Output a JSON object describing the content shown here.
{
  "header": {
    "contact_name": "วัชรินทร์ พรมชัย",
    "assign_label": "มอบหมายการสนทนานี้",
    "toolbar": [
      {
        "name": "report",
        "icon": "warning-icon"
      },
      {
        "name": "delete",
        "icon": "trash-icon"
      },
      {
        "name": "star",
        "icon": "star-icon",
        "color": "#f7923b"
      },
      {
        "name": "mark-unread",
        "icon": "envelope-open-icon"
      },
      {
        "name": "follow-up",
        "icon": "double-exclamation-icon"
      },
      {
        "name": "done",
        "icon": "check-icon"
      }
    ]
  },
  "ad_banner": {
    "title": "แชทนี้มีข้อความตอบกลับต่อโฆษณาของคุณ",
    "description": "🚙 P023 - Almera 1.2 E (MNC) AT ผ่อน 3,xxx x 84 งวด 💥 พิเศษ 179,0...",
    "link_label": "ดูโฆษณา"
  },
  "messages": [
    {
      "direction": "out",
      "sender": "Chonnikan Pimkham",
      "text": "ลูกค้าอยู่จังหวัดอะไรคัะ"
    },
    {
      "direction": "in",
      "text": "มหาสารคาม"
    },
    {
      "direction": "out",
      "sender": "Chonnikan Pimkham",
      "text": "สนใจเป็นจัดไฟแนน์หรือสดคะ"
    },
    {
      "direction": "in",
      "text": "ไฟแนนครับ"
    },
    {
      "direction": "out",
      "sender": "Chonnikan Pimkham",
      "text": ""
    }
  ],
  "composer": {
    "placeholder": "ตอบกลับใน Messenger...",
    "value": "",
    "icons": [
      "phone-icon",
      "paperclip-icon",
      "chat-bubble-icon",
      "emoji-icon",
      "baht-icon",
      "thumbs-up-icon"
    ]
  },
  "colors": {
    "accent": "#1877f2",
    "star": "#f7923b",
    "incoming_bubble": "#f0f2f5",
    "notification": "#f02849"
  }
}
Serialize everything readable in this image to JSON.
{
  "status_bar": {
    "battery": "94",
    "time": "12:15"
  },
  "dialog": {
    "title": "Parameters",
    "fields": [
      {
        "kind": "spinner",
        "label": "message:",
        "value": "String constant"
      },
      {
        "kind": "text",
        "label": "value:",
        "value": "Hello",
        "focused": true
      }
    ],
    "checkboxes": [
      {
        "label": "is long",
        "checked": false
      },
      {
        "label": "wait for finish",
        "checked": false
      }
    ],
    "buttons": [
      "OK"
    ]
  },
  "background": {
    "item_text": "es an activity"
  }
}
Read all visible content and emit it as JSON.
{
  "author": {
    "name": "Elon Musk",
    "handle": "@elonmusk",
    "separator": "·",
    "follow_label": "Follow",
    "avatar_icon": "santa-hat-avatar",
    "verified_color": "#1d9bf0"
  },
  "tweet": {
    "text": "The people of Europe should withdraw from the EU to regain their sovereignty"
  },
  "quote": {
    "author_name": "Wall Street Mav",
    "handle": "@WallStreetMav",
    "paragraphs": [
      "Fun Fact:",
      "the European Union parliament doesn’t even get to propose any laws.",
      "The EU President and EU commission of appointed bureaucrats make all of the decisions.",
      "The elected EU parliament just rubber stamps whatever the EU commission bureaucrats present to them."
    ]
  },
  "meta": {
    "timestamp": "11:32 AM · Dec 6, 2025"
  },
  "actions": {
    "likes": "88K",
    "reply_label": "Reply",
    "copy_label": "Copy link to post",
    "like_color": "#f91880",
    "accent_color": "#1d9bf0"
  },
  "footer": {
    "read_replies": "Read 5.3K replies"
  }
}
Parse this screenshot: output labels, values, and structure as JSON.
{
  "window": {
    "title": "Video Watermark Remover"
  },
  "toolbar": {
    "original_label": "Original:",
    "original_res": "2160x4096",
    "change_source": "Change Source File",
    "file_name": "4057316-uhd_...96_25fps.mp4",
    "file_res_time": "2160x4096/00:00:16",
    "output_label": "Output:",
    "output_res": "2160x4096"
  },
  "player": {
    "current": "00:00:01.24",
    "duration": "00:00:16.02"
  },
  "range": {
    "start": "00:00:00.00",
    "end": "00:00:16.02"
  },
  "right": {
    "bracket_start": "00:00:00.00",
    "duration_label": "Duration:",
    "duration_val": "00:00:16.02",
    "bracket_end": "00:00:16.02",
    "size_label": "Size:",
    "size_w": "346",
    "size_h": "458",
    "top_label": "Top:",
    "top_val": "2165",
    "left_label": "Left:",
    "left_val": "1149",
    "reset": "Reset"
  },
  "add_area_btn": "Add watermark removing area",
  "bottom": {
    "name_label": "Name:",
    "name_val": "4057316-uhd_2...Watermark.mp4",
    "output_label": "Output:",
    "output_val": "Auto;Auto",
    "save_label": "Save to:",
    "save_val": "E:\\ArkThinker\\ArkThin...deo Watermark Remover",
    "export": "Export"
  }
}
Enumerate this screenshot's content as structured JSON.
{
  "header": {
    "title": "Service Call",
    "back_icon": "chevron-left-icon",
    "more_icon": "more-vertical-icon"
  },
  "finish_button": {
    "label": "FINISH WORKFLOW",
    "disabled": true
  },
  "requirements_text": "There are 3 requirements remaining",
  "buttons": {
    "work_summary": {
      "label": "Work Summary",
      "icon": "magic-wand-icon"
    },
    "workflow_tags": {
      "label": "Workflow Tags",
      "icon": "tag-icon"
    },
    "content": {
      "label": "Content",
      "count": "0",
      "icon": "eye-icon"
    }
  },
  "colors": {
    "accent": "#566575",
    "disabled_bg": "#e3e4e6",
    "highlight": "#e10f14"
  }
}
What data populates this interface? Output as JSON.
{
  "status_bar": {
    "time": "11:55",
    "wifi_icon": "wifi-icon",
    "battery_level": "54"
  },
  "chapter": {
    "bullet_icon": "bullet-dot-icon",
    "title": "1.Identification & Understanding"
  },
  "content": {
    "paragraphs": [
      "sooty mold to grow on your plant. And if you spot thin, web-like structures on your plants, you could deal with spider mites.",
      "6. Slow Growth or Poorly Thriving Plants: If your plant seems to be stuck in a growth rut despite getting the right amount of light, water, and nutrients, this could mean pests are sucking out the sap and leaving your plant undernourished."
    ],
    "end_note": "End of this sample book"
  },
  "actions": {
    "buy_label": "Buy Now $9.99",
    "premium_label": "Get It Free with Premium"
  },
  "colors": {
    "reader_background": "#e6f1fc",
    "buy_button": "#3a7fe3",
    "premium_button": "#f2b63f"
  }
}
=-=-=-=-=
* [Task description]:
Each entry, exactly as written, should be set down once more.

* [Written solution]:
Output a JSON object describing the content shown here.
{
  "header": {
    "contact_name": "วัชรินทร์ พรมชัย",
    "assign_label": "มอบหมายการสนทนานี้",
    "toolbar": [
      {
        "name": "report",
        "icon": "warning-icon"
      },
      {
        "name": "delete",
        "icon": "trash-icon"
      },
      {
        "name": "star",
        "icon": "star-icon",
        "color": "#f7923b"
      },
      {
        "name": "mark-unread",
        "icon": "envelope-open-icon"
      },
      {
        "name": "follow-up",
        "icon": "double-exclamation-icon"
      },
      {
        "name": "done",
        "icon": "check-icon"
      }
    ]
  },
  "ad_banner": {
    "title": "แชทนี้มีข้อความตอบกลับต่อโฆษณาของคุณ",
    "description": "🚙 P023 - Almera 1.2 E (MNC) AT ผ่อน 3,xxx x 84 งวด 💥 พิเศษ 179,0...",
    "link_label": "ดูโฆษณา"
  },
  "messages": [
    {
      "direction": "out",
      "sender": "Chonnikan Pimkham",
      "text": "ลูกค้าอยู่จังหวัดอะไรคัะ"
    },
    {
      "direction": "in",
      "text": "มหาสารคาม"
    },
    {
      "direction": "out",
      "sender": "Chonnikan Pimkham",
      "text": "สนใจเป็นจัดไฟแนน์หรือสดคะ"
    },
    {
      "direction": "in",
      "text": "ไฟแนนครับ"
    },
    {
      "direction": "out",
      "sender": "Chonnikan Pimkham",
      "text": ""
    }
  ],
  "composer": {
    "placeholder": "ตอบกลับใน Messenger...",
    "value": "",
    "icons": [
      "phone-icon",
      "paperclip-icon",
      "chat-bubble-icon",
      "emoji-icon",
      "baht-icon",
      "thumbs-up-icon"
    ]
  },
  "colors": {
    "accent": "#1877f2",
    "star": "#f7923b",
    "incoming_bubble": "#f0f2f5",
    "notification": "#f02849"
  }
}
Serialize everything readable in this image to JSON.
{
  "status_bar": {
    "battery": "94",
    "time": "12:15"
  },
  "dialog": {
    "title": "Parameters",
    "fields": [
      {
        "kind": "spinner",
        "label": "message:",
        "value": "String constant"
      },
      {
        "kind": "text",
        "label": "value:",
        "value": "Hello",
        "focused": true
      }
    ],
    "checkboxes": [
      {
        "label": "is long",
        "checked": false
      },
      {
        "label": "wait for finish",
        "checked": false
      }
    ],
    "buttons": [
      "OK"
    ]
  },
  "background": {
    "item_text": "es an activity"
  }
}
Read all visible content and emit it as JSON.
{
  "author": {
    "name": "Elon Musk",
    "handle": "@elonmusk",
    "separator": "·",
    "follow_label": "Follow",
    "avatar_icon": "santa-hat-avatar",
    "verified_color": "#1d9bf0"
  },
  "tweet": {
    "text": "The people of Europe should withdraw from the EU to regain their sovereignty"
  },
  "quote": {
    "author_name": "Wall Street Mav",
    "handle": "@WallStreetMav",
    "paragraphs": [
      "Fun Fact:",
      "the European Union parliament doesn’t even get to propose any laws.",
      "The EU President and EU commission of appointed bureaucrats make all of the decisions.",
      "The elected EU parliament just rubber stamps whatever the EU commission bureaucrats present to them."
    ]
  },
  "meta": {
    "timestamp": "11:32 AM · Dec 6, 2025"
  },
  "actions": {
    "likes": "88K",
    "reply_label": "Reply",
    "copy_label": "Copy link to post",
    "like_color": "#f91880",
    "accent_color": "#1d9bf0"
  },
  "footer": {
    "read_replies": "Read 5.3K replies"
  }
}
Parse this screenshot: output labels, values, and structure as JSON.
{
  "window": {
    "title": "Video Watermark Remover"
  },
  "toolbar": {
    "original_label": "Original:",
    "original_res": "2160x4096",
    "change_source": "Change Source File",
    "file_name": "4057316-uhd_...96_25fps.mp4",
    "file_res_time": "2160x4096/00:00:16",
    "output_label": "Output:",
    "output_res": "2160x4096"
  },
  "player": {
    "current": "00:00:01.24",
    "duration": "00:00:16.02"
  },
  "range": {
    "start": "00:00:00.00",
    "end": "00:00:16.02"
  },
  "right": {
    "bracket_start": "00:00:00.00",
    "duration_label": "Duration:",
    "duration_val": "00:00:16.02",
    "bracket_end": "00:00:16.02",
    "size_label": "Size:",
    "size_w": "346",
    "size_h": "458",
    "top_label": "Top:",
    "top_val": "2165",
    "left_label": "Left:",
    "left_val": "1149",
    "reset": "Reset"
  },
  "add_area_btn": "Add watermark removing area",
  "bottom": {
    "name_label": "Name:",
    "name_val": "4057316-uhd_2...Watermark.mp4",
    "output_label": "Output:",
    "output_val": "Auto;Auto",
    "save_label": "Save to:",
    "save_val": "E:\\ArkThinker\\ArkThin...deo Watermark Remover",
    "export": "Export"
  }
}
Enumerate this screenshot's content as structured JSON.
{
  "header": {
    "title": "Service Call",
    "back_icon": "chevron-left-icon",
    "more_icon": "more-vertical-icon"
  },
  "finish_button": {
    "label": "FINISH WORKFLOW",
    "disabled": true
  },
  "requirements_text": "There are 3 requirements remaining",
  "buttons": {
    "work_summary": {
      "label": "Work Summary",
      "icon": "magic-wand-icon"
    },
    "workflow_tags": {
      "label": "Workflow Tags",
      "icon": "tag-icon"
    },
    "content": {
      "label": "Content",
      "count": "0",
      "icon": "eye-icon"
    }
  },
  "colors": {
    "accent": "#566575",
    "disabled_bg": "#e3e4e6",
    "highlight": "#e10f14"
  }
}
What data populates this interface? Output as JSON.
{
  "status_bar": {
    "time": "11:55",
    "wifi_icon": "wifi-icon",
    "battery_level": "54"
  },
  "chapter": {
    "bullet_icon": "bullet-dot-icon",
    "title": "1.Identification & Understanding"
  },
  "content": {
    "paragraphs": [
      "sooty mold to grow on your plant. And if you spot thin, web-like structures on your plants, you could deal with spider mites.",
      "6. Slow Growth or Poorly Thriving Plants: If your plant seems to be stuck in a growth rut despite getting the right amount of light, water, and nutrients, this could mean pests are sucking out the sap and leaving your plant undernourished."
    ],
    "end_note": "End of this sample book"
  },
  "actions": {
    "buy_label": "Buy Now $9.99",
    "premium_label": "Get It Free with Premium"
  },
  "colors": {
    "reader_background": "#e6f1fc",
    "buy_button": "#3a7fe3",
    "premium_button": "#f2b63f"
  }
}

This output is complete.